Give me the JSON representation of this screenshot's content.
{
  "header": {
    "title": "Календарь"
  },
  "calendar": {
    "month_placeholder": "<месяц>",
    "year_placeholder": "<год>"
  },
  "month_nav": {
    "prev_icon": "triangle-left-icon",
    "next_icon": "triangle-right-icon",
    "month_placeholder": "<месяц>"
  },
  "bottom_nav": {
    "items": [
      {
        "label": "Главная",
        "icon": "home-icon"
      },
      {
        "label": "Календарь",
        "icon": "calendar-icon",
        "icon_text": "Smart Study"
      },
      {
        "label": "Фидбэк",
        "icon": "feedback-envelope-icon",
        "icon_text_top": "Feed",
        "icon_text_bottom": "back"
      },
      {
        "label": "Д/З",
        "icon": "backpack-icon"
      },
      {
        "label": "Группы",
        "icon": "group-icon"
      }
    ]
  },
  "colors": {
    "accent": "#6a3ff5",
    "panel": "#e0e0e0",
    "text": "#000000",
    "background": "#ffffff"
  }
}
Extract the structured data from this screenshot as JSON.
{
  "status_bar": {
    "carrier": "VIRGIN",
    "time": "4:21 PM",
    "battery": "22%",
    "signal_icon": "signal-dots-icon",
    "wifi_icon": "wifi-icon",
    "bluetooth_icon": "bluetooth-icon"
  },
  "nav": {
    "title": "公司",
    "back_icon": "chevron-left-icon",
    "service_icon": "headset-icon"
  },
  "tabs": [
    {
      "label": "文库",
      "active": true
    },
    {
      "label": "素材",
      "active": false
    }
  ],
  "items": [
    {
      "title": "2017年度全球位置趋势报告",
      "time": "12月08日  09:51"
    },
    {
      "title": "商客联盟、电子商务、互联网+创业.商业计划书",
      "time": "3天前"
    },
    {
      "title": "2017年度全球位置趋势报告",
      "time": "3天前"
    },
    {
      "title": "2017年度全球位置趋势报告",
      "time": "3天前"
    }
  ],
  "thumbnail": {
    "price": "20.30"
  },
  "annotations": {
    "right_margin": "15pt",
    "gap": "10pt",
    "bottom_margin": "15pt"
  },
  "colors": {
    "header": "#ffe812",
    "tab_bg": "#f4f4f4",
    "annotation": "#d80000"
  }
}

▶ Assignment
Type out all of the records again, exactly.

▶ Worked solution
Give me the JSON representation of this screenshot's content.
{
  "header": {
    "title": "Календарь"
  },
  "calendar": {
    "month_placeholder": "<месяц>",
    "year_placeholder": "<год>"
  },
  "month_nav": {
    "prev_icon": "triangle-left-icon",
    "next_icon": "triangle-right-icon",
    "month_placeholder": "<месяц>"
  },
  "bottom_nav": {
    "items": [
      {
        "label": "Главная",
        "icon": "home-icon"
      },
      {
        "label": "Календарь",
        "icon": "calendar-icon",
        "icon_text": "Smart Study"
      },
      {
        "label": "Фидбэк",
        "icon": "feedback-envelope-icon",
        "icon_text_top": "Feed",
        "icon_text_bottom": "back"
      },
      {
        "label": "Д/З",
        "icon": "backpack-icon"
      },
      {
        "label": "Группы",
        "icon": "group-icon"
      }
    ]
  },
  "colors": {
    "accent": "#6a3ff5",
    "panel": "#e0e0e0",
    "text": "#000000",
    "background": "#ffffff"
  }
}
Extract the structured data from this screenshot as JSON.
{
  "status_bar": {
    "carrier": "VIRGIN",
    "time": "4:21 PM",
    "battery": "22%",
    "signal_icon": "signal-dots-icon",
    "wifi_icon": "wifi-icon",
    "bluetooth_icon": "bluetooth-icon"
  },
  "nav": {
    "title": "公司",
    "back_icon": "chevron-left-icon",
    "service_icon": "headset-icon"
  },
  "tabs": [
    {
      "label": "文库",
      "active": true
    },
    {
      "label": "素材",
      "active": false
    }
  ],
  "items": [
    {
      "title": "2017年度全球位置趋势报告",
      "time": "12月08日  09:51"
    },
    {
      "title": "商客联盟、电子商务、互联网+创业.商业计划书",
      "time": "3天前"
    },
    {
      "title": "2017年度全球位置趋势报告",
      "time": "3天前"
    },
    {
      "title": "2017年度全球位置趋势报告",
      "time": "3天前"
    }
  ],
  "thumbnail": {
    "price": "20.30"
  },
  "annotations": {
    "right_margin": "15pt",
    "gap": "10pt",
    "bottom_margin": "15pt"
  },
  "colors": {
    "header": "#ffe812",
    "tab_bg": "#f4f4f4",
    "annotation": "#d80000"
  }
}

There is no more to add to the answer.